How does immigration affect culture?
Individuals who migrate experience multiple stresses that can impact their mental well being, including the loss of cultural norms, religious customs, and social support systems, adjustment to a new culture and changes in identity and concept of self.
Is immigration bad for culture?
Trump said that immigrants change the fabric of a society’s culture. Technically, they do. But so does the passage of time, new technology, social media, a native-born population, and much more. In reality, immigrants change culture for the better by introducing new ideas, expertise, customs, cuisines, and art.
How do immigrants assimilate with their new culture?
The term “assimilation” is often used with regard to not only Indigenous groups but also immigrants settled in a new land. A new culture and new attitudes toward the origin culture are obtained through contact and communication. … That process happens by contact and accommodation between each culture.
Why is assimilation a problem?
However, it is not always easy to blend in, to blur the lines between “foreigner” and “American.” Many ethnic groups had problems with assimilation. Some of the greatest barriers to assimilation were prejudice, discrimination, stereotyping, and federal law itself. Many ethnic groups ran into prejudice in America.
What are the positive effects of immigration?
In fact, immigrants help grow the economy by filling labor needs, purchasing goods and paying taxes. When more people work, productivity increases. And as an increasing number of Americans retire in coming years, immigrants will help fill labor demand and maintain the social safety net.
How did immigrants change society?
The research by economists from Harvard, Yale, and the London School of Economics found that, today, US counties that received more immigrants from 1860 to 1920 have “significantly higher incomes, less poverty, less unemployment, more urbanization and higher educational attainment.” For example, they estimate that a 5% …
How does immigration affect the US economy and culture?
The available evidence suggests that immigration leads to more innovation, a better educated workforce, greater occupational specialization, better matching of skills with jobs, and higher overall economic productivity. Immigration also has a net positive effect on combined federal, state, and local budgets.
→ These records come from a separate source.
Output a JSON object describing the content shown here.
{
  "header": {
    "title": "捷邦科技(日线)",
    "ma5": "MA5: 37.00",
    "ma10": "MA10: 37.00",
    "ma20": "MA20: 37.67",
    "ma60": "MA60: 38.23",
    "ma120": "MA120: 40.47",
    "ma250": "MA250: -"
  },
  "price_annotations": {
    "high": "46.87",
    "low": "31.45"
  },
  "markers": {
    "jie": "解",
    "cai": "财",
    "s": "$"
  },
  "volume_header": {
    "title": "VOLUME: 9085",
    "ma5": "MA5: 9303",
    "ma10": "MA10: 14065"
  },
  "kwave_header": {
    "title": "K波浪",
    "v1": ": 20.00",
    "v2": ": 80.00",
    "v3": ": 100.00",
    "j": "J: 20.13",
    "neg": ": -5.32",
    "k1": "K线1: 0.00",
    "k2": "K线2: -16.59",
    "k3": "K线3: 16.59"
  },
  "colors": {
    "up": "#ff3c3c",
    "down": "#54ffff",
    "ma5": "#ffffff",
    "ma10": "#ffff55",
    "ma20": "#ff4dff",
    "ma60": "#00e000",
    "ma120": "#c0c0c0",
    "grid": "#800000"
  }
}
What does immigration bring to the US?
Immigration gives the United States an economic edge in the world economy. Immigrants bring innovative ideas and entrepreneurial spirit to the U.S. economy. They provide business contacts to other markets, enhancing America’s ability to trade and invest profitably in the global economy.
Do immigrants assimilate into American society?
We found that story to be largely a myth. On average, long-term immigrants and natives held jobs at similar skill levels and climbed the occupational ladder at about the same pace. … But it’s important to stress that even immigrants who lag economically may successfully assimilate into American society.
What does assimilation mean in culture?
Assimilation, in anthropology and sociology, the process whereby individuals or groups of differing ethnic heritage are absorbed into the dominant culture of a society. … As such, assimilation is the most extreme form of acculturation.
Why should immigrants be assimilate?
Several aspects of assimilation are essential to study: taking on aspects of the destination community, adaptation to new social and economic characteristics (compared with those of the country of origin), and integration into the destination community.
Is assimilation positive or negative?
This paper synthesizes two models of immigrant assimilation: “positive assimilation” if earnings rise with duration as destination-relevant skills are acquired and “negative assimilation” if immigrants with highly transferable skills experience declining earnings as their economic rent diminishes.
Why is it hard for immigrants to adapt?
Conclusions: Immigrants‘ long-term experiences of great difficulty in adapting to a new country were explained primarily by exposure to accumulated stressors while moving to and living in the new country, rather than by their backgrounds or attitudes toward integrating.
What history tells us about assimilation of immigrants?
Our key finding is that for immigrants who arrived in the 1900s and 1910s, the more time they spent in the U.S., the less likely they were to give their children foreign-sounding names. … This convergence of names chosen by immigrant and native populations is suggestive evidence of cultural assimilation.